It is normal to feel emotions that aren’t limited to sadness, and some of these feelings may be ones you’re ashamed of. You may feel happy because a chapter in your life feels closed, and that might make you feel guilty for not grieving correctly. You may feel angry or resentful towards someone you’re grieving over, which may cause you to wonder what’s wrong with you. Understand that these emotions are normal. There is no one way to grieve, and most people experience a colorful array of feelings during the process.
4. DON’T COMPARE YOUR GRIEF TO THE GRIEF OF OTHERS
Lots of people grieve in lots of different ways. The people who grieve for the same reason as you may appear to cope better on the surface, or they may be less debilitated, or they may exhibit a sorrow you can’t quite reach, or they may genuinely recover very quickly. Their experiences have nothing to do with yours, however. It’s normal to contrast your experiences with other people’s, but remember that you don’t know what goes on behind closed doors. In addition to that, there is nothing wrong with grieving uniquely, so take your own time. Your grief is about your feelings and your unique experiences, not anyone else’s.
5. DON’T RUSH TO ERASE THE TRACES
There’s a general perception that grief involves completely removing all remnants of something for healing to occur. This isn’t true. In some cases, you may find recovery in the act of completely eradicating a memory of a subject of grief, but more often than not, preserving the memory and thinking about it is more helpful. Here is how to do this:
6. TALK ABOUT IT
Whether your grief is from the loss of a loved one, a missed opportunity, or something else, it doesn’t have to be pushed aside and forgotten. Sometimes, people believe that moving on entails leaving behind all traces of what hurts, but that’s not true. Those traces can keep things alive. Talk about what happened with others, reminisce and reflect, and find support in others dealing with similar grief. Share memories of lost loved ones, and you’ll be able to find peace in a world without them.
7. THINK ABOUT IMPACT
If someone you love is now lost, reminisce on the way they’ve changed your life. Think about the lessons they taught you, whether intentionally or inadvertently, and about the good and bad times you shared. If the grief comes from something that’s a missed chance instead of someone gone, then reflect on how it has changed your life and how you can learn from the loss.

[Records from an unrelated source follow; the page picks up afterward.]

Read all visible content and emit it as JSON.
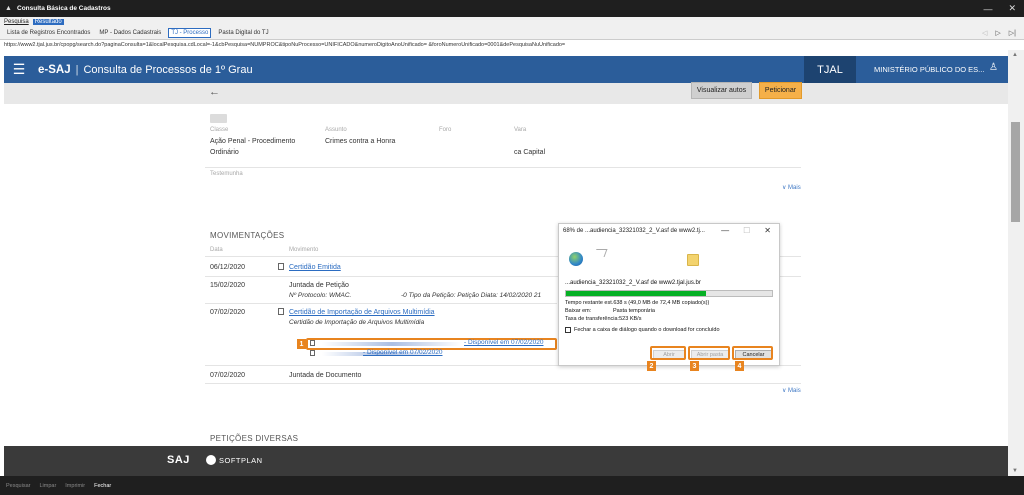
{
  "window": {
    "title": "Consulta Básica de Cadastros",
    "controls": [
      "—",
      "✕"
    ]
  },
  "menubar": {
    "items": [
      {
        "label": "Pesquisa",
        "active": false
      },
      {
        "label": "Resultado",
        "active": true
      }
    ]
  },
  "tabs": [
    {
      "label": "Lista de Registros Encontrados",
      "selected": false
    },
    {
      "label": "MP - Dados Cadastrais",
      "selected": false
    },
    {
      "label": "TJ - Processo",
      "selected": true
    },
    {
      "label": "Pasta Digital do TJ",
      "selected": false
    }
  ],
  "nav_buttons": [
    "◁",
    "▷",
    "▷|"
  ],
  "url": "https://www2.tjal.jus.br/cpopg/search.do?paginaConsulta=1&localPesquisa.cdLocal=-1&cbPesquisa=NUMPROC&tipoNuProcesso=UNIFICADO&numeroDigitoAnoUnificado=                              &foroNumeroUnificado=0001&dePesquisaNuUnificado=",
  "esaj": {
    "menu_icon": "☰",
    "brand": "e-SAJ",
    "separator": "|",
    "page_title": "Consulta de Processos de 1º Grau",
    "court": "TJAL",
    "organization": "MINISTÉRIO PÚBLICO DO ES...",
    "user_icon": "user-icon",
    "user_glyph": "♙"
  },
  "actions": {
    "back_glyph": "←",
    "view_files": "Visualizar autos",
    "petition": "Peticionar"
  },
  "case": {
    "labels": {
      "class": "Classe",
      "subject": "Assunto",
      "forum": "Foro",
      "court": "Vara"
    },
    "class_value_1": "Ação Penal - Procedimento",
    "class_value_2": "Ordinário",
    "subject_value": "Crimes contra a Honra",
    "court_value": "ca Capital",
    "witness_label": "Testemunha",
    "more_label": "∨ Mais"
  },
  "movements": {
    "title": "MOVIMENTAÇÕES",
    "col_date": "Data",
    "col_movement": "Movimento",
    "rows": [
      {
        "date": "06/12/2020",
        "link": "Certidão Emitida"
      },
      {
        "date": "15/02/2020",
        "text": "Juntada de Petição",
        "sub": "Nº Protocolo: WMAC.",
        "sub2": "-0 Tipo da Petição: Petição Diata: 14/02/2020 21"
      },
      {
        "date": "07/02/2020",
        "link": "Certidão de Importação de Arquivos Multimídia",
        "sub": "Certidão de Importação de Arquivos Multimídia"
      },
      {
        "date": "07/02/2020",
        "text": "Juntada de Documento"
      }
    ],
    "files": [
      {
        "text": "- Disponível em 07/02/2020"
      },
      {
        "text": "- Disponível em 07/02/2020"
      }
    ],
    "more_label": "∨ Mais"
  },
  "petitions": {
    "title": "PETIÇÕES DIVERSAS"
  },
  "footer": {
    "saj": "SAJ",
    "softplan": "SOFTPLAN"
  },
  "badges": [
    "1",
    "2",
    "3",
    "4"
  ],
  "download": {
    "title": "68% de ...audiencia_32321032_2_V.asf de www2.tj...",
    "controls": [
      "—",
      "☐",
      "✕"
    ],
    "filename": "...audiencia_32321032_2_V.asf de www2.tjal.jus.br",
    "progress": 0.68,
    "remaining_label": "Tempo restante est.",
    "remaining_value": "638 s (49,0 MB de 72,4 MB copiado(s))",
    "download_to_label": "Baixar em:",
    "download_to_value": "Pasta temporária",
    "rate_label": "Taxa de transferência:",
    "rate_value": "523 KB/s",
    "close_checkbox": "Fechar a caixa de diálogo quando o download for concluído",
    "open_btn": "Abrir",
    "open_folder_btn": "Abrir pasta",
    "cancel_btn": "Cancelar"
  },
  "statusbar": {
    "commands": [
      {
        "label": "Pesquisar",
        "enabled": false
      },
      {
        "label": "Limpar",
        "enabled": false
      },
      {
        "label": "Imprimir",
        "enabled": false
      },
      {
        "label": "Fechar",
        "enabled": true
      }
    ]
  },
  "colors": {
    "esaj_blue": "#2b5d9a",
    "tjal_dark": "#1d4370",
    "petition_orange": "#f5b049",
    "highlight_orange": "#e8841f",
    "progress_green": "#06b025",
    "link_blue": "#2b6cc1"
  }
}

8. SEEK SUPPORT TO HELP PROCESS GRIEF
Grief isn’t something you have to go through alone. You can find positive thinking from being supported, encouraged, and comforted by others. The right kind of social support can play a significant role in recovery and moving on from grief. Here are some ways to find support: The people closest to you will likely want to comfort you for your loss. If you feel ashamed or embarrassed about your need for this comfort, it’s time to learn to accept that help graciously. You can and should also voice your needs to those trying to help you so that they understand how to help you.

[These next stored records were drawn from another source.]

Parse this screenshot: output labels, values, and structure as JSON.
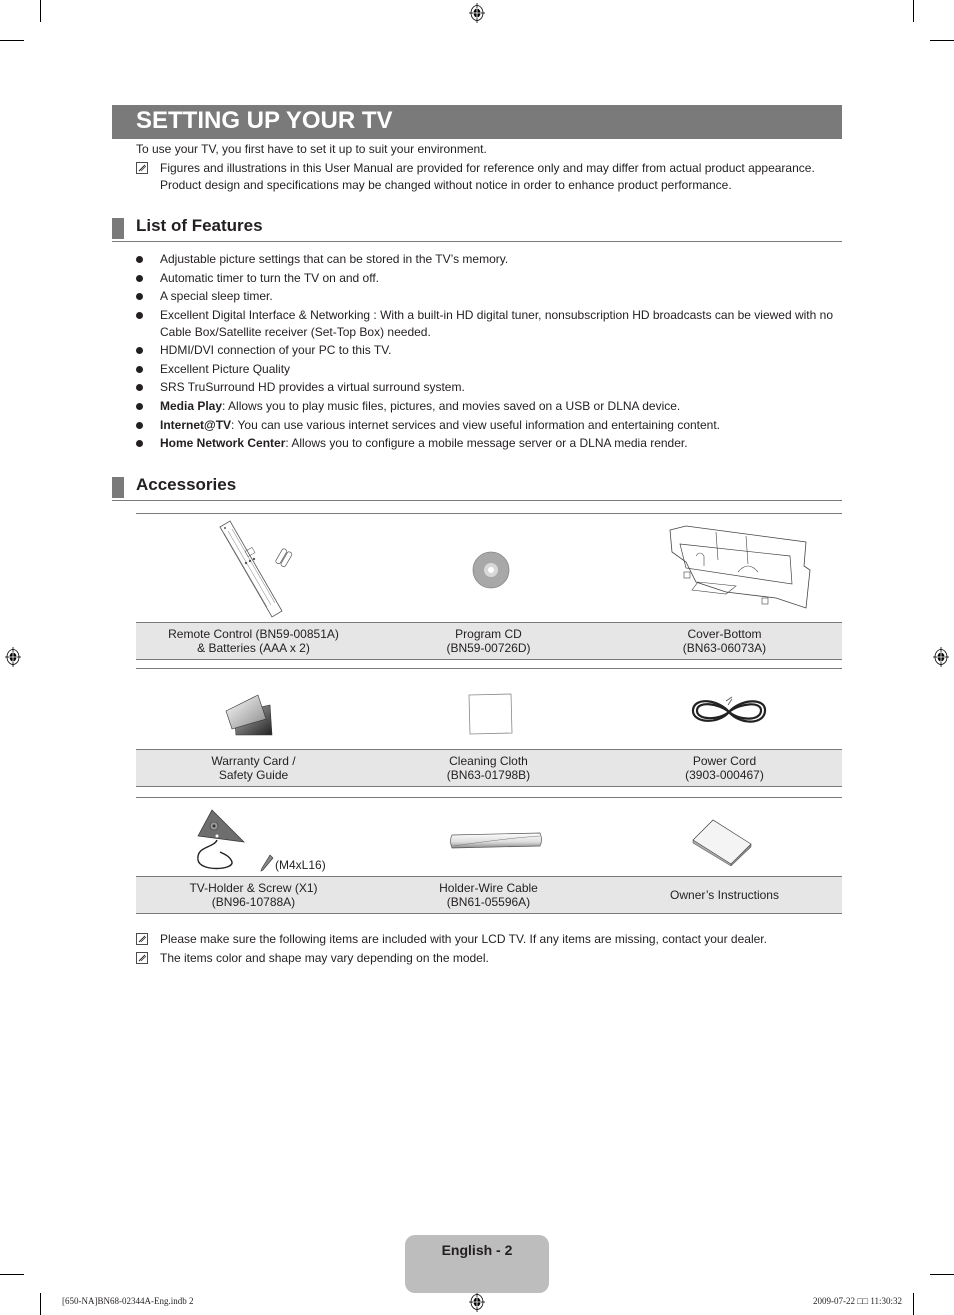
{
  "page": {
    "title": "SETTING UP YOUR TV",
    "intro": "To use your TV, you first have to set it up to suit your environment.",
    "intro_note": "Figures and illustrations in this User Manual are provided for reference only and may differ from actual product appearance. Product design and specifications may be changed without notice in order to enhance product performance."
  },
  "features": {
    "heading": "List of Features",
    "items": [
      {
        "bold": "",
        "text": "Adjustable picture settings that can be stored in the TV’s memory."
      },
      {
        "bold": "",
        "text": "Automatic timer to turn the TV on and off."
      },
      {
        "bold": "",
        "text": "A special sleep timer."
      },
      {
        "bold": "",
        "text": "Excellent Digital Interface & Networking : With a built-in HD digital tuner, nonsubscription HD broadcasts can be viewed with no Cable Box/Satellite receiver (Set-Top Box) needed."
      },
      {
        "bold": "",
        "text": "HDMI/DVI connection of your PC to this TV."
      },
      {
        "bold": "",
        "text": "Excellent Picture Quality"
      },
      {
        "bold": "",
        "text": "SRS TruSurround HD provides a virtual surround system."
      },
      {
        "bold": "Media Play",
        "text": ": Allows you to play music files, pictures, and movies saved on a USB or DLNA device."
      },
      {
        "bold": "Internet@TV",
        "text": ": You can use various internet services and view useful information and entertaining content."
      },
      {
        "bold": "Home Network Center",
        "text": ": Allows you to configure a mobile message server or a DLNA media render."
      }
    ]
  },
  "accessories": {
    "heading": "Accessories",
    "rows": [
      [
        {
          "line1": "Remote Control (BN59-00851A)",
          "line2": "& Batteries (AAA x 2)",
          "icon": "remote-control-icon"
        },
        {
          "line1": "Program CD",
          "line2": "(BN59-00726D)",
          "icon": "cd-icon"
        },
        {
          "line1": "Cover-Bottom",
          "line2": "(BN63-06073A)",
          "icon": "cover-bottom-icon"
        }
      ],
      [
        {
          "line1": "Warranty Card /",
          "line2": "Safety Guide",
          "icon": "warranty-card-icon"
        },
        {
          "line1": "Cleaning Cloth",
          "line2": "(BN63-01798B)",
          "icon": "cleaning-cloth-icon"
        },
        {
          "line1": "Power Cord",
          "line2": "(3903-000467)",
          "icon": "power-cord-icon"
        }
      ],
      [
        {
          "line1": "TV-Holder & Screw (X1)",
          "line2": "(BN96-10788A)",
          "icon": "tv-holder-icon",
          "extra": "(M4xL16)"
        },
        {
          "line1": "Holder-Wire Cable",
          "line2": "(BN61-05596A)",
          "icon": "holder-wire-cable-icon"
        },
        {
          "line1": "Owner’s Instructions",
          "line2": "",
          "icon": "owners-instructions-icon"
        }
      ]
    ],
    "notes": [
      "Please make sure the following items are included with your LCD TV. If any items are missing, contact your dealer.",
      "The items color and shape may vary depending on the model."
    ]
  },
  "footer": {
    "page_label": "English - 2",
    "slug_left": "[650-NA]BN68-02344A-Eng.indb   2",
    "slug_right": "2009-07-22   □□ 11:30:32"
  },
  "colors": {
    "title_bar": "#7a7a7a",
    "caption_bg": "#e6e6e6",
    "footer_tab": "#bdbdbd"
  }
}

There is nothing wrong with needing extra support due to grief. Therapists, counselors, and other mental health professionals are equipped with the tools and knowledge necessary to help you work through your emotions and move on. They can also help you to unpack the more complex intricacies of how you feel.
9. TAKE CARE OF YOUR HEALTH & SLEEP ENOUGH
When you’re grieving, it’s easy to forget to take care of your physical health. But the state of your body can play a significant role in your grief, and poor health can make it harder to cope, process, and move on. While you can’t be expected to be the perfect picture of fitness while grieving, make sure that your body is kept in a relatively flattering shape. Here are some things to keep in mind.
Grieving individuals may get too little or too much sleep, depending on their unique response to their emotions. Seek a doctor’s help if you’re unable to sleep or unable to wake up, as you need good sleep to keep up the energy required for healing.
10. GET SOME PHYSICAL ACTIVITY
You don’t need to crush it at the gym while grieving – though doing so may work off some of the stressed energy. Instead, focus on getting a little movement into your day. Go for walks, do some stretches, and don’t sit or lie still for too long.